------ Source material

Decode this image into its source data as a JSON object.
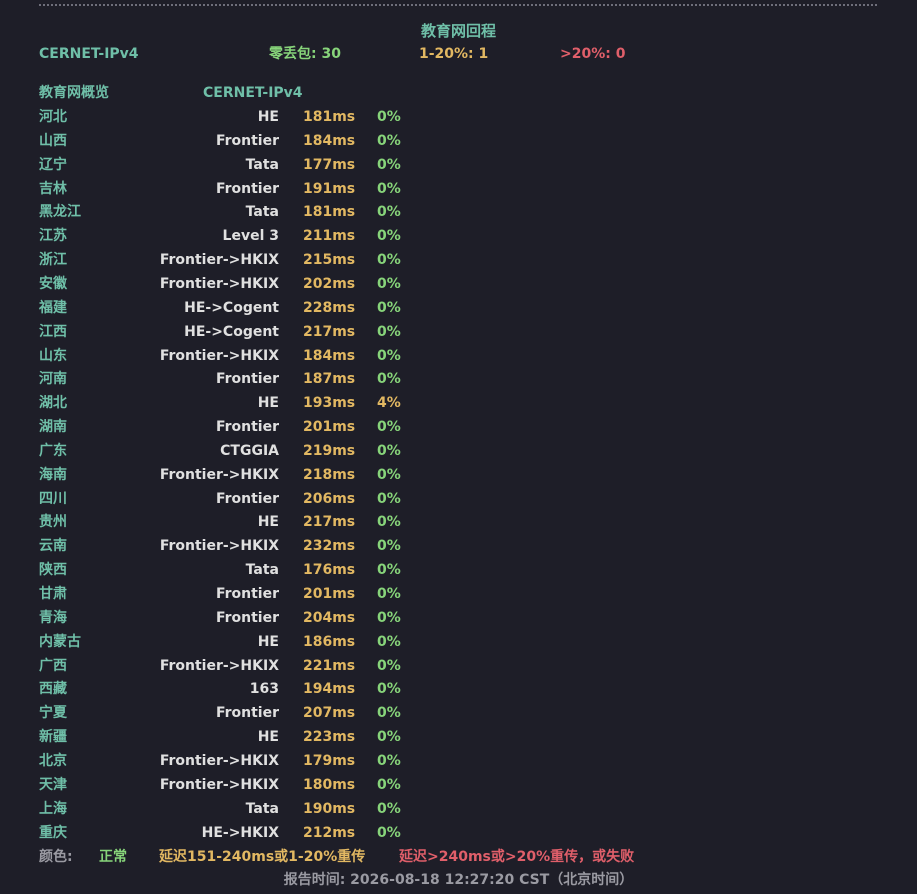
{
  "title": "教育网回程",
  "summary": {
    "network": "CERNET-IPv4",
    "zero_loss_label": "零丢包: 30",
    "mid_loss_label": "1-20%:  1",
    "high_loss_label": ">20%:  0"
  },
  "table": {
    "header_region": "教育网概览",
    "header_network": "CERNET-IPv4",
    "rows": [
      {
        "province": "河北",
        "isp": "HE",
        "latency": "181ms",
        "loss": "0%",
        "status": "normal"
      },
      {
        "province": "山西",
        "isp": "Frontier",
        "latency": "184ms",
        "loss": "0%",
        "status": "normal"
      },
      {
        "province": "辽宁",
        "isp": "Tata",
        "latency": "177ms",
        "loss": "0%",
        "status": "normal"
      },
      {
        "province": "吉林",
        "isp": "Frontier",
        "latency": "191ms",
        "loss": "0%",
        "status": "normal"
      },
      {
        "province": "黑龙江",
        "isp": "Tata",
        "latency": "181ms",
        "loss": "0%",
        "status": "normal"
      },
      {
        "province": "江苏",
        "isp": "Level 3",
        "latency": "211ms",
        "loss": "0%",
        "status": "normal"
      },
      {
        "province": "浙江",
        "isp": "Frontier->HKIX",
        "latency": "215ms",
        "loss": "0%",
        "status": "normal"
      },
      {
        "province": "安徽",
        "isp": "Frontier->HKIX",
        "latency": "202ms",
        "loss": "0%",
        "status": "normal"
      },
      {
        "province": "福建",
        "isp": "HE->Cogent",
        "latency": "228ms",
        "loss": "0%",
        "status": "normal"
      },
      {
        "province": "江西",
        "isp": "HE->Cogent",
        "latency": "217ms",
        "loss": "0%",
        "status": "normal"
      },
      {
        "province": "山东",
        "isp": "Frontier->HKIX",
        "latency": "184ms",
        "loss": "0%",
        "status": "normal"
      },
      {
        "province": "河南",
        "isp": "Frontier",
        "latency": "187ms",
        "loss": "0%",
        "status": "normal"
      },
      {
        "province": "湖北",
        "isp": "HE",
        "latency": "193ms",
        "loss": "4%",
        "status": "warn"
      },
      {
        "province": "湖南",
        "isp": "Frontier",
        "latency": "201ms",
        "loss": "0%",
        "status": "normal"
      },
      {
        "province": "广东",
        "isp": "CTGGIA",
        "latency": "219ms",
        "loss": "0%",
        "status": "normal"
      },
      {
        "province": "海南",
        "isp": "Frontier->HKIX",
        "latency": "218ms",
        "loss": "0%",
        "status": "normal"
      },
      {
        "province": "四川",
        "isp": "Frontier",
        "latency": "206ms",
        "loss": "0%",
        "status": "normal"
      },
      {
        "province": "贵州",
        "isp": "HE",
        "latency": "217ms",
        "loss": "0%",
        "status": "normal"
      },
      {
        "province": "云南",
        "isp": "Frontier->HKIX",
        "latency": "232ms",
        "loss": "0%",
        "status": "normal"
      },
      {
        "province": "陕西",
        "isp": "Tata",
        "latency": "176ms",
        "loss": "0%",
        "status": "normal"
      },
      {
        "province": "甘肃",
        "isp": "Frontier",
        "latency": "201ms",
        "loss": "0%",
        "status": "normal"
      },
      {
        "province": "青海",
        "isp": "Frontier",
        "latency": "204ms",
        "loss": "0%",
        "status": "normal"
      },
      {
        "province": "内蒙古",
        "isp": "HE",
        "latency": "186ms",
        "loss": "0%",
        "status": "normal"
      },
      {
        "province": "广西",
        "isp": "Frontier->HKIX",
        "latency": "221ms",
        "loss": "0%",
        "status": "normal"
      },
      {
        "province": "西藏",
        "isp": "163",
        "latency": "194ms",
        "loss": "0%",
        "status": "normal"
      },
      {
        "province": "宁夏",
        "isp": "Frontier",
        "latency": "207ms",
        "loss": "0%",
        "status": "normal"
      },
      {
        "province": "新疆",
        "isp": "HE",
        "latency": "223ms",
        "loss": "0%",
        "status": "normal"
      },
      {
        "province": "北京",
        "isp": "Frontier->HKIX",
        "latency": "179ms",
        "loss": "0%",
        "status": "normal"
      },
      {
        "province": "天津",
        "isp": "Frontier->HKIX",
        "latency": "180ms",
        "loss": "0%",
        "status": "normal"
      },
      {
        "province": "上海",
        "isp": "Tata",
        "latency": "190ms",
        "loss": "0%",
        "status": "normal"
      },
      {
        "province": "重庆",
        "isp": "HE->HKIX",
        "latency": "212ms",
        "loss": "0%",
        "status": "normal"
      }
    ]
  },
  "legend": {
    "label": "颜色:",
    "normal": "正常",
    "warn": "延迟151-240ms或1-20%重传",
    "bad": "延迟>240ms或>20%重传，或失败"
  },
  "footer": "报告时间:  2026-08-18 12:27:20 CST（北京时间）",
  "colors": {
    "background": "#1e1e28",
    "teal": "#6fbfa8",
    "green": "#87d47a",
    "yellow": "#e2b862",
    "red": "#e05f6a",
    "gray": "#9a9aa2"
  }
}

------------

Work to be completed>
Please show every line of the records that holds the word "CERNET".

Task response>
    "network": "CERNET-IPv4",
    "header_network": "CERNET-IPv4",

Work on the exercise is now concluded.